● EXERCISE DIRECTIONS
If a line in the listing includes the word "this", copy it out.

● SUPPLIED RECORDS

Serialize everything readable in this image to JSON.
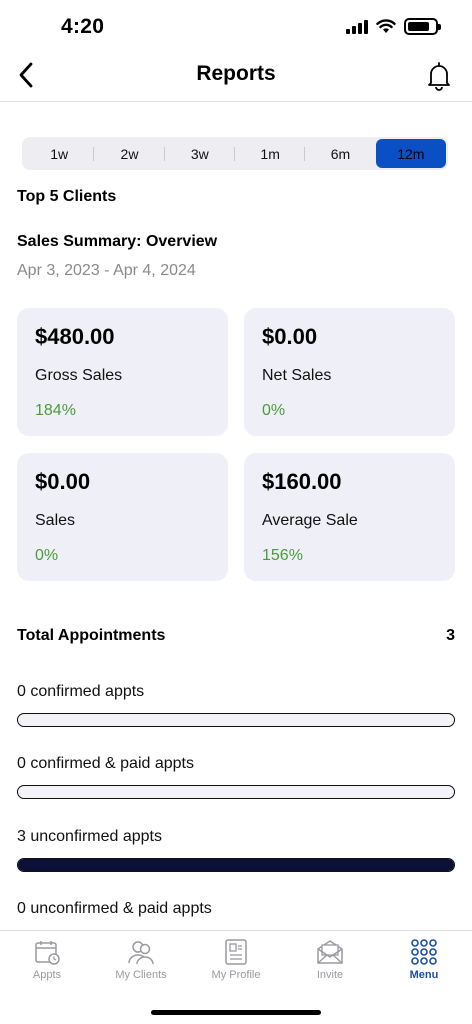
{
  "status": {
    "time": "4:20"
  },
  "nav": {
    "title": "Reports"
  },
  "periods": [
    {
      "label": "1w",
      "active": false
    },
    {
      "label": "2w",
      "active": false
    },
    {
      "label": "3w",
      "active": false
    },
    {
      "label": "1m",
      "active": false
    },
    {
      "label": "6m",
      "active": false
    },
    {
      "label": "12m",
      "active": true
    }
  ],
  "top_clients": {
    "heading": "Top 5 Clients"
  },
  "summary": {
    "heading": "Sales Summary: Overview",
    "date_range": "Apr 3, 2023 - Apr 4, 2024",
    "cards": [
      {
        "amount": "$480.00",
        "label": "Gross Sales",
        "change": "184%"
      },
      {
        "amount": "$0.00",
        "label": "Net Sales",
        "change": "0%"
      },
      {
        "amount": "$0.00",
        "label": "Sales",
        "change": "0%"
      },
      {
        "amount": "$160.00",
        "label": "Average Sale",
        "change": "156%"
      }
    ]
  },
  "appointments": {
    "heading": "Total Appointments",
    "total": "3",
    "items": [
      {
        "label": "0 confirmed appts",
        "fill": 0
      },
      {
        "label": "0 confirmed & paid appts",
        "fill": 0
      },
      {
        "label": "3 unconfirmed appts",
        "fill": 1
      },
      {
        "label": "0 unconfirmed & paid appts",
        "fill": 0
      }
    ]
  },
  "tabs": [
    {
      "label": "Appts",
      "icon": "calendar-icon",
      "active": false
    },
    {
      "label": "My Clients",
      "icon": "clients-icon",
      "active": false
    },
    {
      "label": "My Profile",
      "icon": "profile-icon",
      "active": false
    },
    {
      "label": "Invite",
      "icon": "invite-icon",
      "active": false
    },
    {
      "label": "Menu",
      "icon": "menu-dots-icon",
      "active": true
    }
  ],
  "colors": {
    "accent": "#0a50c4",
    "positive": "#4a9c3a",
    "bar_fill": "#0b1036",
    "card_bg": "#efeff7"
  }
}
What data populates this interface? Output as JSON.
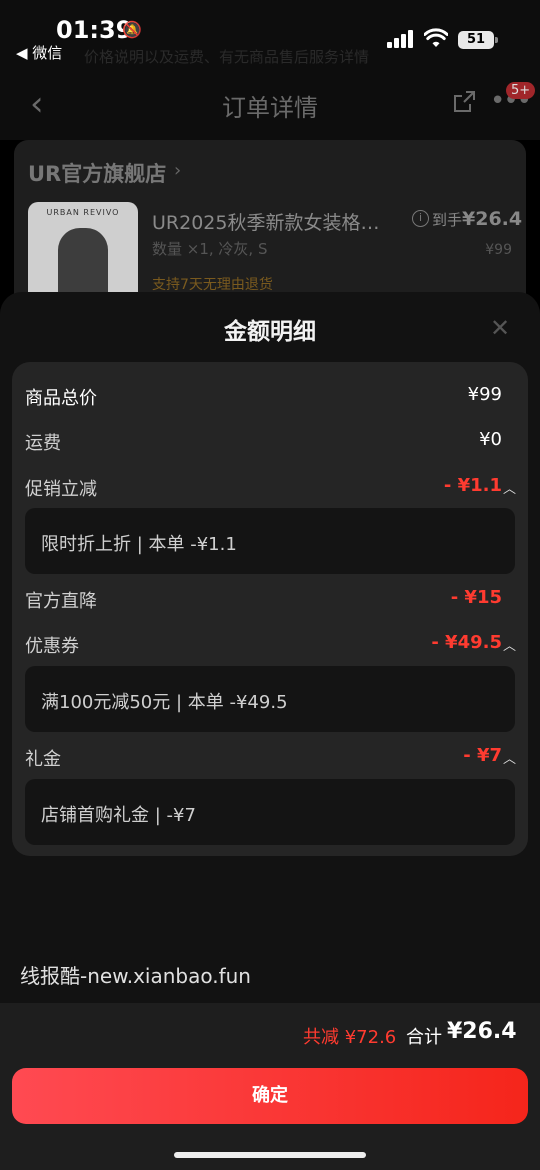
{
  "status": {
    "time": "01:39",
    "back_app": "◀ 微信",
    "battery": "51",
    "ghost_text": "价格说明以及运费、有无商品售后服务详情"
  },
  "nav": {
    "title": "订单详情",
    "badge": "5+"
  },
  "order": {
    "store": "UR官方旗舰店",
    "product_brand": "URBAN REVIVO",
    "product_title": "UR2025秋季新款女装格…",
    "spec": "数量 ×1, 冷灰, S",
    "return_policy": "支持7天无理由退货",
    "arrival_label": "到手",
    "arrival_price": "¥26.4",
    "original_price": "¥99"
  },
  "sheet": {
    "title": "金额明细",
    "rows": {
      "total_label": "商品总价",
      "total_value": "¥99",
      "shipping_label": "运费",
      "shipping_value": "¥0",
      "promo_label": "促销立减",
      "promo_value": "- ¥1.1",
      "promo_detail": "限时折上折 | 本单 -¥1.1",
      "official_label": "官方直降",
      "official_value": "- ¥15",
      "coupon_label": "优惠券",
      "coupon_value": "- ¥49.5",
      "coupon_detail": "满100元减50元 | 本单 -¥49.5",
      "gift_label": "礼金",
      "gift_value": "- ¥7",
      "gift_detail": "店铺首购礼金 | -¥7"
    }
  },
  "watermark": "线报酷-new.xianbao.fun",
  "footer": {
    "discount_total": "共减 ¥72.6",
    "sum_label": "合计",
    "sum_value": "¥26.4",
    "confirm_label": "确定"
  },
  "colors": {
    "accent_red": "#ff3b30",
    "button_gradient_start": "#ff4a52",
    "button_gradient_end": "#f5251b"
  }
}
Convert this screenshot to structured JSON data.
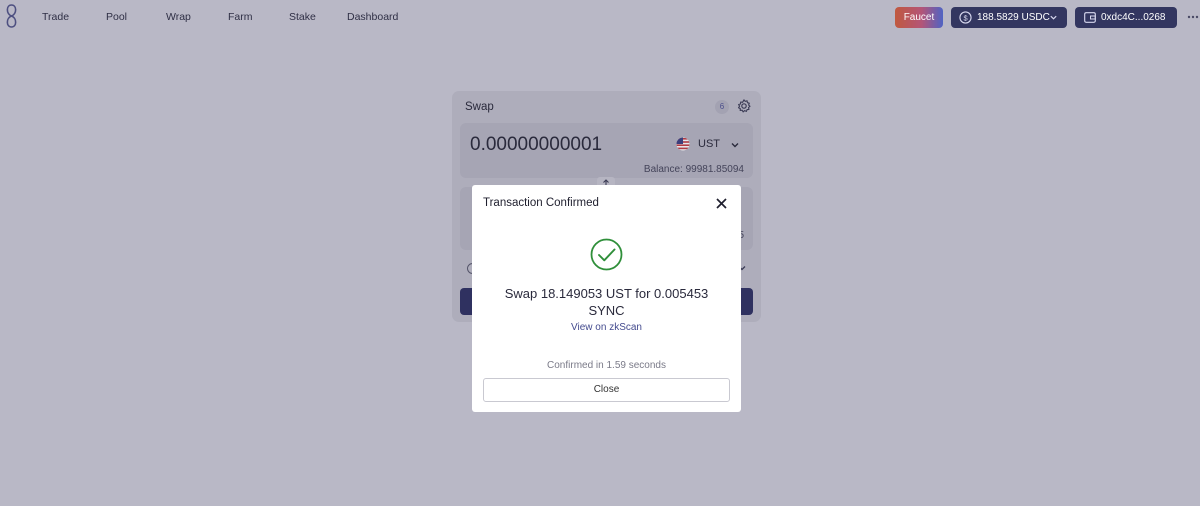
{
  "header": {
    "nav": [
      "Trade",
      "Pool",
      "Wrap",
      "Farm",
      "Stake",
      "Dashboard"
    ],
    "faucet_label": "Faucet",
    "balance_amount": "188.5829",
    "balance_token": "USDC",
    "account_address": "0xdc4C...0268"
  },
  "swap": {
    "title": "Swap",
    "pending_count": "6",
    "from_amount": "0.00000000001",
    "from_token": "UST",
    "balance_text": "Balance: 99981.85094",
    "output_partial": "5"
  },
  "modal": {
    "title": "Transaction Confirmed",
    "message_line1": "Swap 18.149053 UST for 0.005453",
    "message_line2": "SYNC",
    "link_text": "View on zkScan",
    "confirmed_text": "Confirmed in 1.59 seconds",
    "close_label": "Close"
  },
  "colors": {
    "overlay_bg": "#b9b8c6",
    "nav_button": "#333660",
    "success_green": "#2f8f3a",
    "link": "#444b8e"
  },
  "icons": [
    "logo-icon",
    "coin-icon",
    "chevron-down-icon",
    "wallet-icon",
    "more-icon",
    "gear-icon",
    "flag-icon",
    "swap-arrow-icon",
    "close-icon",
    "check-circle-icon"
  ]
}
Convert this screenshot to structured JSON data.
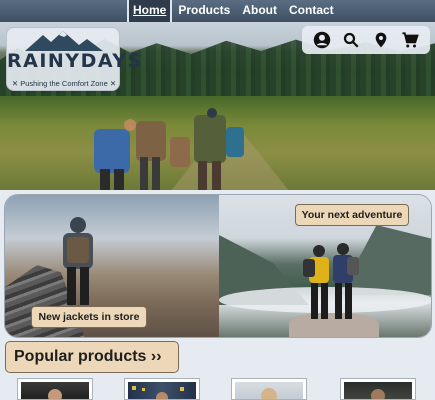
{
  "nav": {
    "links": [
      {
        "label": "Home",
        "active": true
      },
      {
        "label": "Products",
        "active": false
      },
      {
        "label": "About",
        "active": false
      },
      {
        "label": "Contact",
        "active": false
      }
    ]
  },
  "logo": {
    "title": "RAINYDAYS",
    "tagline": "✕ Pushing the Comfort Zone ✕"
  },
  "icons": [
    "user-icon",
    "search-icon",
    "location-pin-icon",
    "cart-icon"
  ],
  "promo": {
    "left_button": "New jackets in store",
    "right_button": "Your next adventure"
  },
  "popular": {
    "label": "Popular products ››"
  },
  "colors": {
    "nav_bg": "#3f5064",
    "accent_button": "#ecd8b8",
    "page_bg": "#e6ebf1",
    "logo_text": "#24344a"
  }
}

● OUTPUT OF THE TASK
Serialize everything readable in this image to JSON.
What data populates this interface? Output as JSON.
Convert this screenshot to structured JSON data.
Convert this screenshot to structured JSON data.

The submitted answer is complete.